In addition to her proclivity toward Southwestern and Native American design, Rogers collected significant examples of decorative art from the United States and abroad. Bender says, “It’s extraordinary how much reach she has and in how many different fields…It’s interesting how integral she is in all aspects of collecting.”
Her silver collection, which Charlton Hall will auction along with the rest of the contents of Turtle Walk on February 22nd and 23rd, showcases the breadth and depth of Rogers’ collecting habits. Along with famous American makers like Tiffany & Co., Gorham, and Kirk & Son, Rogers possessed many fine 18th and 19th century pieces from Britain.
Our editors delved deeper into the collection of Millicent Rogers to uncover some of her most exceptional pieces of British silver. Read on to learn more.
Georgian Era, 1714 – 1830
The Georgian designation extends to items created during the reigns of George I, George II, and George III. At this time, the Gothic Revival style of architecture emerged, as did Romantic poets like William Blake and John Keats. Furniture from the period featured straight lines and low-relief ornamentation.
These Britannia silver salt shakers are significant for several reasons. Based on the hallmarks, two date back to George I’s reign in 1717 and the other four are from 1931. The 20th century set is engraved with the initials MPR, Rogers’ initials when she was married to Arturo Peralta Ramos. The date of the set suggests to Bender that these four cellars may have been a wedding gift, or commissioned by the couple on the occasion of their wedding.
According to Bender, “There was a time in English silver where Britannia standard of 950 was the requirement, but not during this period in time. You could have sterling 925 standard or special order Britannia silver.” Both the 1717 and 1931 sets would have been special ordered, “Which is a big deal because there’s not a whole lot of that around. That gives you an idea; she didn’t mess around.”
Funnels used for decanting wine became popular in the 18th century as a way to remove cork and sediment from red wine before serving. This delicate strainer is decorated with ornate handles and an engraving of the initials JSJ.
These Parker & Wakelin candlesticks are attributed to Sir William Chambers, a Scottish-Swedish architect who worked in London in the 1700s. They are related to an important service made for George Spencer, Duke of Marlborough based on designs by Chambers.
Queen Victoria ruled the United Kingdom from 1837 until 1901. During her reign, politics and industry pushed forward, most notably in the form of the Industrial Revolution. Authors Charles Dickens and the Brontë sisters wrote during this time.
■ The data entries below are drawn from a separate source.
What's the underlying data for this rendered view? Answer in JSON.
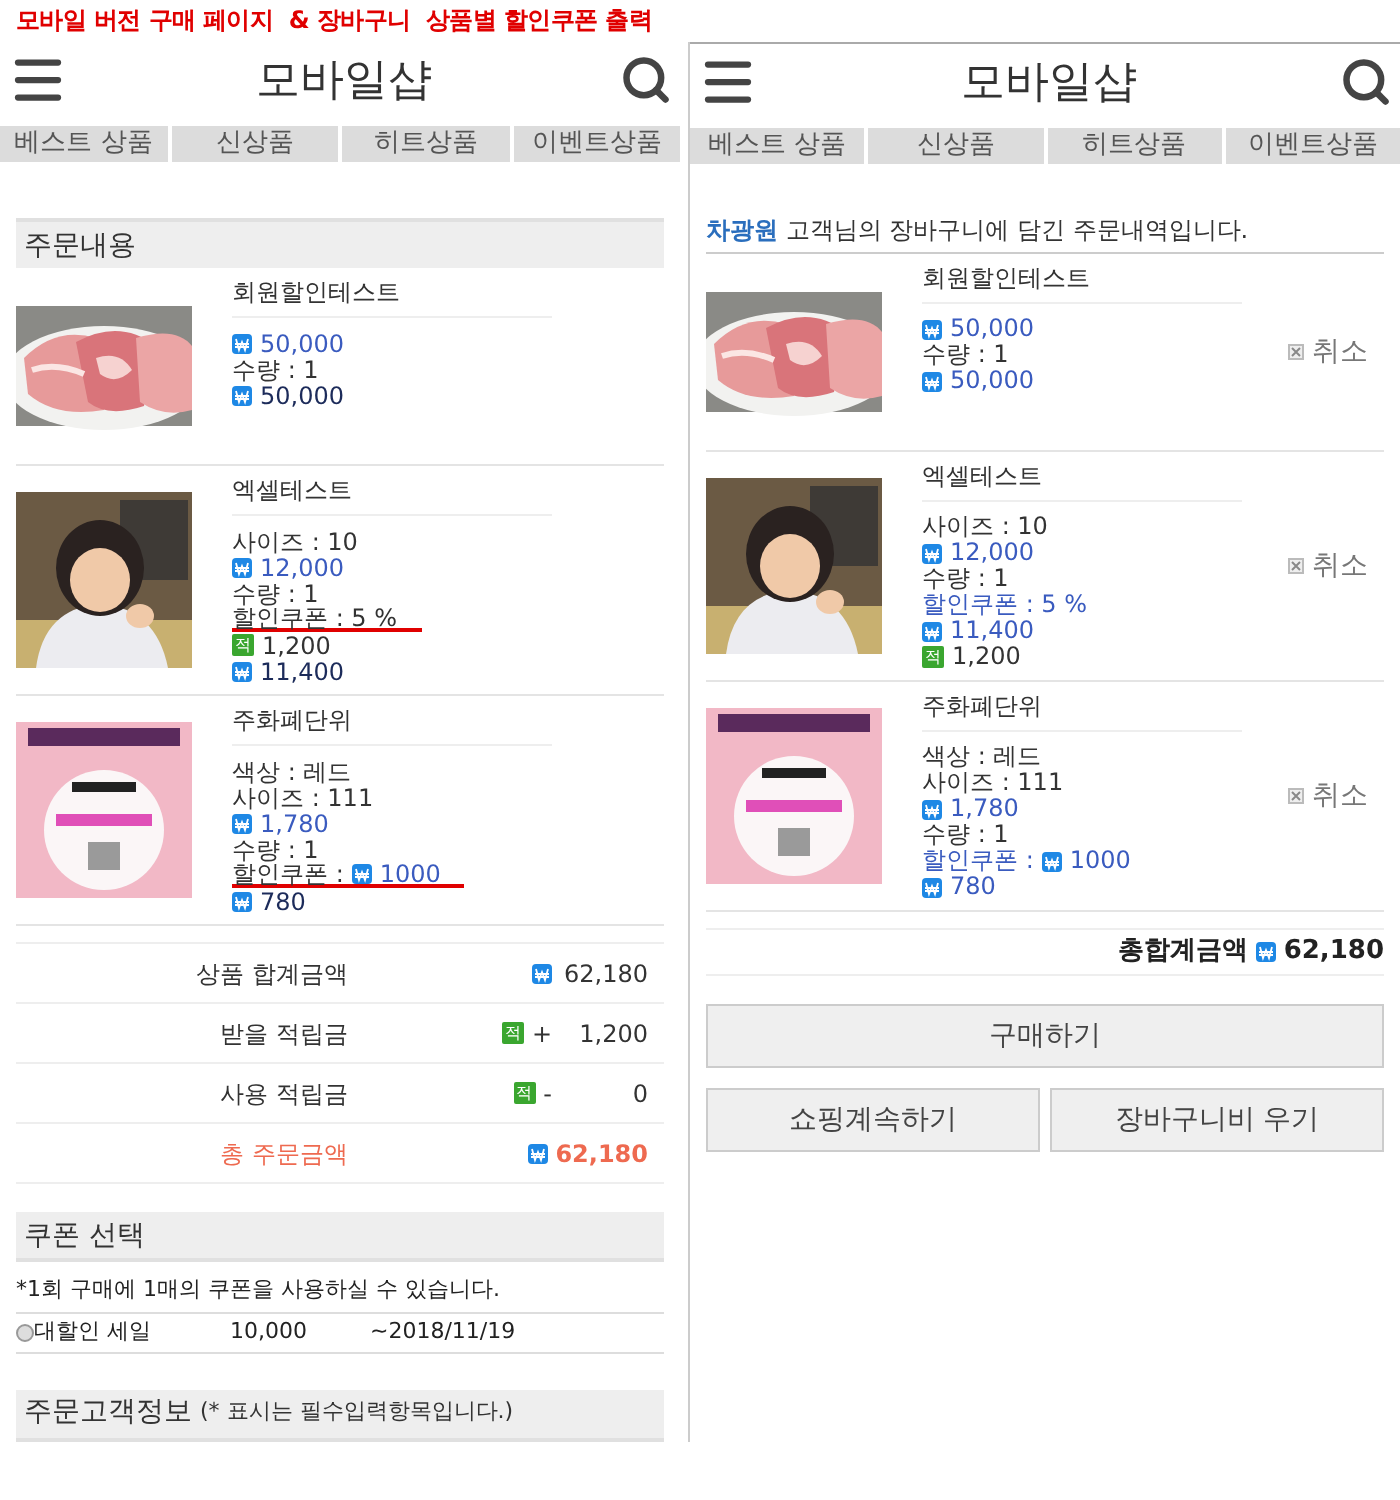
{
  "caption": "모바일 버전 구매 페이지  & 장바구니  상품별 할인쿠폰 출력",
  "order_panel": {
    "header": {
      "title": "모바일샵"
    },
    "tabs": [
      {
        "label": "베스트 상품"
      },
      {
        "label": "신상품"
      },
      {
        "label": "히트상품"
      },
      {
        "label": "이벤트상품"
      }
    ],
    "section_title": "주문내용",
    "items": [
      {
        "name": "회원할인테스트",
        "lines": [
          {
            "kind": "price",
            "text": "50,000",
            "underlined": false
          },
          {
            "kind": "option",
            "text": "수량 : 1",
            "underlined": false
          },
          {
            "kind": "total",
            "text": "50,000",
            "underlined": false
          }
        ]
      },
      {
        "name": "엑셀테스트",
        "lines": [
          {
            "kind": "option",
            "text": "사이즈 : 10",
            "underlined": false
          },
          {
            "kind": "price",
            "text": "12,000",
            "underlined": false
          },
          {
            "kind": "option",
            "text": "수량 : 1",
            "underlined": false
          },
          {
            "kind": "coupon",
            "text": "할인쿠폰 : 5 %",
            "underlined": true
          },
          {
            "kind": "points",
            "badge": "적",
            "text": "1,200",
            "underlined": false
          },
          {
            "kind": "total",
            "text": "11,400",
            "underlined": false
          }
        ]
      },
      {
        "name": "주화폐단위",
        "lines": [
          {
            "kind": "option",
            "text": "색상 : 레드",
            "underlined": false
          },
          {
            "kind": "option",
            "text": "사이즈 : 111",
            "underlined": false
          },
          {
            "kind": "price",
            "text": "1,780",
            "underlined": false
          },
          {
            "kind": "option",
            "text": "수량 : 1",
            "underlined": false
          },
          {
            "kind": "coupon",
            "text": "할인쿠폰 :",
            "amount": "1000",
            "underlined": true
          },
          {
            "kind": "total",
            "text": "780",
            "underlined": false
          }
        ]
      }
    ],
    "summary": [
      {
        "label": "상품 합계금액",
        "kind": "amount",
        "value": "62,180",
        "emphasis": false
      },
      {
        "label": "받을 적립금",
        "kind": "points",
        "badge": "적",
        "sign": "+",
        "value": "1,200",
        "emphasis": false
      },
      {
        "label": "사용 적립금",
        "kind": "points",
        "badge": "적",
        "sign": "-",
        "value": "0",
        "emphasis": false
      },
      {
        "label": "총 주문금액",
        "kind": "amount",
        "value": "62,180",
        "emphasis": true
      }
    ],
    "coupon_section": {
      "title": "쿠폰 선택",
      "note": "*1회 구매에 1매의 쿠폰을 사용하실 수 있습니다.",
      "coupons": [
        {
          "name": "대할인 세일",
          "amount": "10,000",
          "expiry": "~2018/11/19",
          "selected": false
        }
      ]
    },
    "customer_section": {
      "title": "주문고객정보",
      "note": "(* 표시는 필수입력항목입니다.)"
    }
  },
  "cart_panel": {
    "header": {
      "title": "모바일샵"
    },
    "tabs": [
      {
        "label": "베스트 상품"
      },
      {
        "label": "신상품"
      },
      {
        "label": "히트상품"
      },
      {
        "label": "이벤트상품"
      }
    ],
    "greeting": {
      "name": "차광원",
      "text": "고객님의 장바구니에 담긴 주문내역입니다."
    },
    "items": [
      {
        "name": "회원할인테스트",
        "cancel": "취소",
        "lines": [
          {
            "kind": "price",
            "text": "50,000"
          },
          {
            "kind": "option",
            "text": "수량 : 1"
          },
          {
            "kind": "total",
            "text": "50,000"
          }
        ]
      },
      {
        "name": "엑셀테스트",
        "cancel": "취소",
        "lines": [
          {
            "kind": "option",
            "text": "사이즈 : 10"
          },
          {
            "kind": "price",
            "text": "12,000"
          },
          {
            "kind": "option",
            "text": "수량 : 1"
          },
          {
            "kind": "coupon",
            "text": "할인쿠폰 : 5 %"
          },
          {
            "kind": "total",
            "text": "11,400"
          },
          {
            "kind": "points",
            "badge": "적",
            "text": "1,200"
          }
        ]
      },
      {
        "name": "주화폐단위",
        "cancel": "취소",
        "lines": [
          {
            "kind": "option",
            "text": "색상 : 레드"
          },
          {
            "kind": "option",
            "text": "사이즈 : 111"
          },
          {
            "kind": "price",
            "text": "1,780"
          },
          {
            "kind": "option",
            "text": "수량 : 1"
          },
          {
            "kind": "coupon",
            "text": "할인쿠폰 :",
            "amount": "1000"
          },
          {
            "kind": "total",
            "text": "780"
          }
        ]
      }
    ],
    "total": {
      "label": "총합계금액",
      "value": "62,180"
    },
    "buttons": [
      {
        "label": "구매하기"
      },
      {
        "label": "쇼핑계속하기"
      },
      {
        "label": "장바구니비 우기"
      }
    ]
  }
}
Furniture was often dark, heavily ornamented, and inspired by previous eras.
This vase was presented to Lt. Col. Sidney North M.P. by the Earl of Wilton and other officers of the British Army on the occasion of his retirement in 1855. John Sidney North served as a Member of Parliament for 33 years.
Tea was popularized in the United Kingdom in the 1600s when Charles II’s wife, Catherine of Braganza, introduced it into the aristocratic class. It continued to be immensely popular through the Victorian era and beyond, thus sparking increased demand for tea accessories like caddies and hot water containers.
Where Victorian decorative arts were heavy and dark, Edwardian styles favored light pastel colors and floral designs. Similar to the Belle Époque in France, the Edwardian era reveals the influence of Art Nouveau.
Decorative arts of the Edwardian era featured motifs from many different eras. This silver ewer is designed in the Renaissance style, with helmet-strap form and mask designs around the bowl.
Like modern day trophies, presentation goblets were presented on momentous occasions or for the purpose of acknowledging thanks. This Edwardian silver goblet is engraved “To Albert D.O. With deep appreciation, J.”